The Marine Stewardship Council’s sustainability marker is prominently displayed on seafood packages in grocery stores. It means a company catches fish from a healthy population and leaves little impact on the food chain, among other factors.
Maintaining the designation is a victory for Omega Protein. But it stokes an ongoing debate over labels that boast environmental responsibility. The Chesapeake Bay Foundation said the development is “a serious black eye” for the certification.
Last year, Omega Protein caught 30% more fish than was allowed under restrictions meant to protect the bay’s ecosystem. Regulators, conservationists and sport fishermen criticized the company. The Trump Administration also threatened to issue a moratorium.
The decision to continue Omega’s certification came from SAI Global, an independent auditor for the Marine Stewardship Council.
In a March 21 report, SAI Global said the bay harvest cap is precautionary and not explicitly science-based. The report added “there is no firm evidence” that Omega Protein impacted the species’ sustainability.
The company harvests Atlantic menhaden, a small fish it pulverizes into oils and powders rich with omega-3 fatty acids. It’s used in anything from fish-oil pills to farm-raised salmon feed. The certification is often required by companies that use the fish.
Omega Protein said in a statement that its certification is based on the Marine Stewardship Council’s high standards and was approved by an independent auditor with “no connection to the fishery.”
The harvest cap that Omega Protein defied was set by the Atlantic States Marine Fisheries Commission. It says the limit is a needed to protect striped bass, humpback whales and other animals that eat menhaden.
The U.S. Commerce Department backed up the commission’s concerns and threatened a moratorium later this year if Virginia doesn’t make the harvest cap law.
Subsequently, Virginia has taken steps to change the law. And the company has said it will abide by the limit moving forward.
Marine Stewardship Council spokeswoman Jackie Marks said Omega Protein has not systematically exceeded the harvest cap and is working on “correcting the issue.”
But Chris Moore, a Chesapeake Bay Foundation scientist, said certification is “unfathomable” because it requires compliance with laws and standards.
“This tells the public that a fishery can blatantly violate MSC’s core principles and yet still remain certified,” he said.

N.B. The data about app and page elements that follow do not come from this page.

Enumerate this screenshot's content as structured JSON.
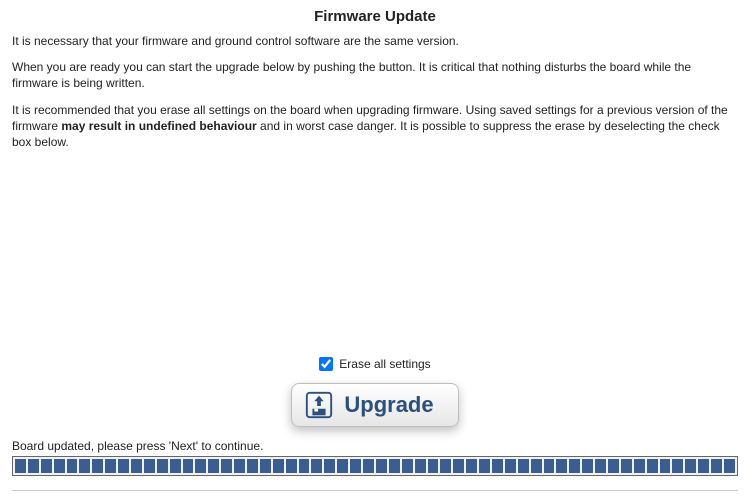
{
  "title": "Firmware Update",
  "intro": {
    "p1": "It is necessary that your firmware and ground control software are the same version.",
    "p2": "When you are ready you can start the upgrade below by pushing the button. It is critical that nothing disturbs the board while the firmware is being written.",
    "p3a": "It is recommended that you erase all settings on the board when upgrading firmware. Using saved settings for a previous version of the firmware ",
    "p3bold": "may result in undefined behaviour",
    "p3b": " and in worst case danger. It is possible to suppress the erase by deselecting the check box below."
  },
  "checkbox": {
    "label": "Erase all settings",
    "checked": true
  },
  "upgrade_button_label": "Upgrade",
  "status_text": "Board updated, please press 'Next' to continue.",
  "progress": {
    "segments": 56,
    "filled": 56
  },
  "colors": {
    "accent_text": "#2b4f7e",
    "progress_fill": "#3b5e92"
  }
}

The Nature Conservancy expressed similar concerns. But it also said sustainability labels help consumers to make better choices and allow companies to charge a premium to recoup costs of being environmentally responsible. The Nature Conservancy’s Jay Odell described such certifications as “forces for good.”